You are currently viewing Psychology: 3 Warning Signs You’re Not As Happy As You Think You Are

3 warning signs that you are not as happy as you think you are

© Alena Ozerova / Adobe Stock

Countless experts in science and philosophy have already dealt with the question of what really makes us happy. The problem: Most people measure their life satisfaction by the wrong things.

No one just walks through the world grinning blissfully like a honey cake horse. But if we want to feel happy in the long term, some points in our lives have to be right. Some of these are different than we assume. Because we often attach satisfaction to the wrong things – and thus prevent us from developing further and being happy in our lives in the long term.

These 3 signs will tell you that you are not as happy as you thought you are

1. The inside doesn’t match the outside

Everything is perfect for you on paper: you have a happy partnership and/or an intact family, you live in your dream house, and your job also sounds like winning the lottery. But inside you somehow didn’t get the info that all circumstances on the outside are a one with an asterisk. After all, no money in the world and no outwardly perfect family will make us happy if our psyche doesn’t keep up.

Self-care isn’t just a buzzword, and it’s not just about drinking red wine in the bath. It is much more important that we listen carefully to ourselves and take stock honestly: How do I feel right now? am i really happy And if not, why not? What do I need to feel content?

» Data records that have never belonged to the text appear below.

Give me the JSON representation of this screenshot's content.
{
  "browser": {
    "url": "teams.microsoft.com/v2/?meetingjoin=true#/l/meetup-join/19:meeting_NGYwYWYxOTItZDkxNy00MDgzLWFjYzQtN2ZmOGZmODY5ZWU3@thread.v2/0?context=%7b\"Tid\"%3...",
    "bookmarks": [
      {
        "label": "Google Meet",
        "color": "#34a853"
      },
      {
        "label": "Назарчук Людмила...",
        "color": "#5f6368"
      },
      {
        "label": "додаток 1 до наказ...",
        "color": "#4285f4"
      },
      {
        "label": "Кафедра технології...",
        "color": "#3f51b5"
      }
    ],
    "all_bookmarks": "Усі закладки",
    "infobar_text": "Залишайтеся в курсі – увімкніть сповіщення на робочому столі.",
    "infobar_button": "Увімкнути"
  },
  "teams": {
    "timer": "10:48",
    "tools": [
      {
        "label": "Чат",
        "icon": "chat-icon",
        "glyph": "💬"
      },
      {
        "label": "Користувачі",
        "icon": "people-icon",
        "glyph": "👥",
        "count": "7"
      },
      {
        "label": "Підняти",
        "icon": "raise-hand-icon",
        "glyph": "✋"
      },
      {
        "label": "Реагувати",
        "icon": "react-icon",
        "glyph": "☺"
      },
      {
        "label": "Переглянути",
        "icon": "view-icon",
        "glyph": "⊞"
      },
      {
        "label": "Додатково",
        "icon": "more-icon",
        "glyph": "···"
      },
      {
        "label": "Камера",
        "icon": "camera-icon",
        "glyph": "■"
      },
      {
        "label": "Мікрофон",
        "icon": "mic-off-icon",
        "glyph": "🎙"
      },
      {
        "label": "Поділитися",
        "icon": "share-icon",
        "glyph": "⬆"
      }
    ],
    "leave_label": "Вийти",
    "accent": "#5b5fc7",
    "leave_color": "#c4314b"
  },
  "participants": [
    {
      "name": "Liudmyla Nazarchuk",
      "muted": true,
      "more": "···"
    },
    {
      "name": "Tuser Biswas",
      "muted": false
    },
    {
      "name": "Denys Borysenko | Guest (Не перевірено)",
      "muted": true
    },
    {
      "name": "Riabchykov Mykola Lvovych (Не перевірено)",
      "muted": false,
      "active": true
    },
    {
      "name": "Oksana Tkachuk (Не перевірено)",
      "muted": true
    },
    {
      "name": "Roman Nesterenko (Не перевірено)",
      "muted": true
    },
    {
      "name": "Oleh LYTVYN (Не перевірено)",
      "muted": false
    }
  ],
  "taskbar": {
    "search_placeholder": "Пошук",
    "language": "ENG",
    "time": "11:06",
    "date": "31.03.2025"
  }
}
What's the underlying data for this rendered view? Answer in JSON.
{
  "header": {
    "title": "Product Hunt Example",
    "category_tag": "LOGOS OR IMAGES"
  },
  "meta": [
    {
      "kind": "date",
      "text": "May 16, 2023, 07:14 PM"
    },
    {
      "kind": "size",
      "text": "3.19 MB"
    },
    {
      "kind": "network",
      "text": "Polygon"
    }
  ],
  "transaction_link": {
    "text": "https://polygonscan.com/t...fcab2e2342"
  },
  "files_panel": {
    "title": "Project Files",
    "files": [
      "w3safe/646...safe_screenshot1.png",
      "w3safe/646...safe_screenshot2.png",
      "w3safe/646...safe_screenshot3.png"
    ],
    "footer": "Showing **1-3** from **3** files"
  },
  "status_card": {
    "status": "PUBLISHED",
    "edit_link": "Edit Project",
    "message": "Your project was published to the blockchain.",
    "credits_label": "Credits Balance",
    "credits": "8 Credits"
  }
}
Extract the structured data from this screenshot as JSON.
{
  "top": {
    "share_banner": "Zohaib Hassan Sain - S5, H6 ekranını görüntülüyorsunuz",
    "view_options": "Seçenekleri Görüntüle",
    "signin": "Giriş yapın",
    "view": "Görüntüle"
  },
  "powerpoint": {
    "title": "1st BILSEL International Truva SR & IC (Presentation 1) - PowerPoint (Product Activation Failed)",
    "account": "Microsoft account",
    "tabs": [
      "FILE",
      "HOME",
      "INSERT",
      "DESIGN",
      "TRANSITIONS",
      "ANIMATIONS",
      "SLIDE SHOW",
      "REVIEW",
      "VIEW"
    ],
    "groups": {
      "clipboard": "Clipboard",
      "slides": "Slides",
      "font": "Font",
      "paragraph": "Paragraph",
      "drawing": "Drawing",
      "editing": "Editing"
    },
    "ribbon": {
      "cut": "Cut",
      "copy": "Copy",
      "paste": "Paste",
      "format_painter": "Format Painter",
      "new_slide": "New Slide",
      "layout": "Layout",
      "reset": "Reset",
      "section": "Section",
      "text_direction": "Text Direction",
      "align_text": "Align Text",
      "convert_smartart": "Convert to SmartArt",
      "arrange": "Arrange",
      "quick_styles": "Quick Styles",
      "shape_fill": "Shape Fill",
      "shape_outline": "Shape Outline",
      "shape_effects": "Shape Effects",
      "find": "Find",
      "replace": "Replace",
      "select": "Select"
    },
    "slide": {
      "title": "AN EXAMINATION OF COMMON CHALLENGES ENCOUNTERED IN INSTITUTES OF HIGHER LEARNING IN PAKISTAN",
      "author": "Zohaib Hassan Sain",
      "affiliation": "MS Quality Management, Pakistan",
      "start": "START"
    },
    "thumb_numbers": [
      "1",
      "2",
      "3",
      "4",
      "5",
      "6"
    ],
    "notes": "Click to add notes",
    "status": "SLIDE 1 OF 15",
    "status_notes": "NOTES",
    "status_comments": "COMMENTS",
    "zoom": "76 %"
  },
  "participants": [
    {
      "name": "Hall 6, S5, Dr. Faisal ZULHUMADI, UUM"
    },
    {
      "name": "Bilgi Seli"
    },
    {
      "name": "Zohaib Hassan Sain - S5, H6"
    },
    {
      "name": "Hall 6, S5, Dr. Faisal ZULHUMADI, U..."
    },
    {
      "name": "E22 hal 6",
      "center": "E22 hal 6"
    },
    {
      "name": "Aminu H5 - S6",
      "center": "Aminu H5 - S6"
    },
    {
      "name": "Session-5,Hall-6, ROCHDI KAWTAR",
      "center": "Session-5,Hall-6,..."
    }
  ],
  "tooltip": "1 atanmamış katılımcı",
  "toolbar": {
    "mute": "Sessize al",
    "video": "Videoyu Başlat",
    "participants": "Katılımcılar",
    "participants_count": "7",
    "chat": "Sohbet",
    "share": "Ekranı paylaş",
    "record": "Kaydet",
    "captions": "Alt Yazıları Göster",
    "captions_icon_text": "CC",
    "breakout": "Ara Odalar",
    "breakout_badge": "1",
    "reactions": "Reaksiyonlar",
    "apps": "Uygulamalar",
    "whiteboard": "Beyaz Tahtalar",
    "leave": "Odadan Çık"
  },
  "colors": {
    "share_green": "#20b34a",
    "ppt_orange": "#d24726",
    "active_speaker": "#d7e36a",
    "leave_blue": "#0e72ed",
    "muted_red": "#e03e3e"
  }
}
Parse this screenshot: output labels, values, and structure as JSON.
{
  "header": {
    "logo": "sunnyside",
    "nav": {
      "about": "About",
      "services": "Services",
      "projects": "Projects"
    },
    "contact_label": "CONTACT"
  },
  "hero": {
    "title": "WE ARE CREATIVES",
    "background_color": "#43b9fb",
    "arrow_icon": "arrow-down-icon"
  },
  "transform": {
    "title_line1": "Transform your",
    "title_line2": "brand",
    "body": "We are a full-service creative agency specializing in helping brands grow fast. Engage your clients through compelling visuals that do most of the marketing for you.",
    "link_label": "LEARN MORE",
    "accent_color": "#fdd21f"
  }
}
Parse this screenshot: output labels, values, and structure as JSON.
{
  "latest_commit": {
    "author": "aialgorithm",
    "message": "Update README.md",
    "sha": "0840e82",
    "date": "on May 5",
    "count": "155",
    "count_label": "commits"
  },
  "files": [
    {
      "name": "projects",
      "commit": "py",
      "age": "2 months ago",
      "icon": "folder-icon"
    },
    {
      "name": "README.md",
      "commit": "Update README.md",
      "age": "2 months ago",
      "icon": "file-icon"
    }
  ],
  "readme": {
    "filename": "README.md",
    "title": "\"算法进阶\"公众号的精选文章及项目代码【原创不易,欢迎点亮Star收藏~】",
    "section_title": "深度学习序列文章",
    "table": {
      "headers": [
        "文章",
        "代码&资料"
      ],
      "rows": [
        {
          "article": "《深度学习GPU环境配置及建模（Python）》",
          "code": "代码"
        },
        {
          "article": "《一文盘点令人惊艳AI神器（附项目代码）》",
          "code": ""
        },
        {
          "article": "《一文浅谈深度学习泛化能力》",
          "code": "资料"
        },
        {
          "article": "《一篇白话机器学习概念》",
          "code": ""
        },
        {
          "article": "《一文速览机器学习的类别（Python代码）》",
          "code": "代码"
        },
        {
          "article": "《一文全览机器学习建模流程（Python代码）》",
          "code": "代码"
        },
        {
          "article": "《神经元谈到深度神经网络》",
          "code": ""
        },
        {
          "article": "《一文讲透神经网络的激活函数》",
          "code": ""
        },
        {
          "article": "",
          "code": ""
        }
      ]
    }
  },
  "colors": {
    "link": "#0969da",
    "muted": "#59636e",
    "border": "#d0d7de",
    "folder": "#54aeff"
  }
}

Do I have traumas that have not yet been processed or issues that I need professional help with and that are currently preventing me from developing further?

Simply telling our brain, “I’ve done everything that was on the checklist, please be happy now!”, unfortunately, won’t work. Rather, we have to look inward and find out what we individually need to feel happy. This is the only way we can really enjoy the beautiful external circumstances.

2. Stuck in the comfort zone

Happiness means something different to each person. For some it is fulfilling to have a large family, for others it is pure happiness to be involved in something important at work or as a volunteer. Someone else may find happiness mostly in traveling and discovering new things. However, happiness research agrees that for long-term happiness we need to break out of our comfort zone and try new things. Even if we have the feeling that we are perfectly content in our world as we have set it up for ourselves – we can all benefit from thinking outside the box.

These can be very small things in everyday life: For example, we could try out a new restaurant instead of always going to our favorite store. Or we’ll take a different route to work. If we regularly venture out of our comfort zone with such mini-steps, we may notice that we are also somewhat stuck in larger matters – and get the desire to grow and develop further here as well.

3. Wrong definition of happiness

Do you sometimes find yourself thinking, “If only I could get that promotion” or “If only I were slimmer”? This is usually a fallacy. True happiness does not depend on getting something, achieving a goal, let alone looking a certain way. We often look far too much for satisfaction in the outside world and cling to old beliefs that we may have adopted from our parents and/or the media. Namely that we find our happiness in having a great job and a lot of money or in being flawlessly beautiful (Newsflash: You are beautiful anyway, just the way you are now).

Such externals may make us happy for a brief moment – but in the long term we need other things. This has to do with how our brain works. If we get a new job, a salary increase or even a diet success, our brain releases the reward hormone dopamine, which puts us in a kind of intoxication for a short time. The problem: We need more of these things real quick to get that next dopamine hit. Not only does this not make us happier in the long run, but it can actually make us more dissatisfied if the dopamine rush and flimsy feelings of happiness aren’t there.

Instead, we should strive for meaning, something that corresponds to our personal values. Because if we align our lives and actions according to these values, it can bring us real satisfaction in the long term.

Sources used:,


Source: Brigitte

Disclaimer: If you need to update/edit/remove this news or article then please contact our support team Learn more

Deborah Acker

I write epic fantasy; self-published via KDP. Devoted dog mom to my 10 yr old GSD, Shadow! DM not a priority; slow response at best #amwriting #author.

Leave a Reply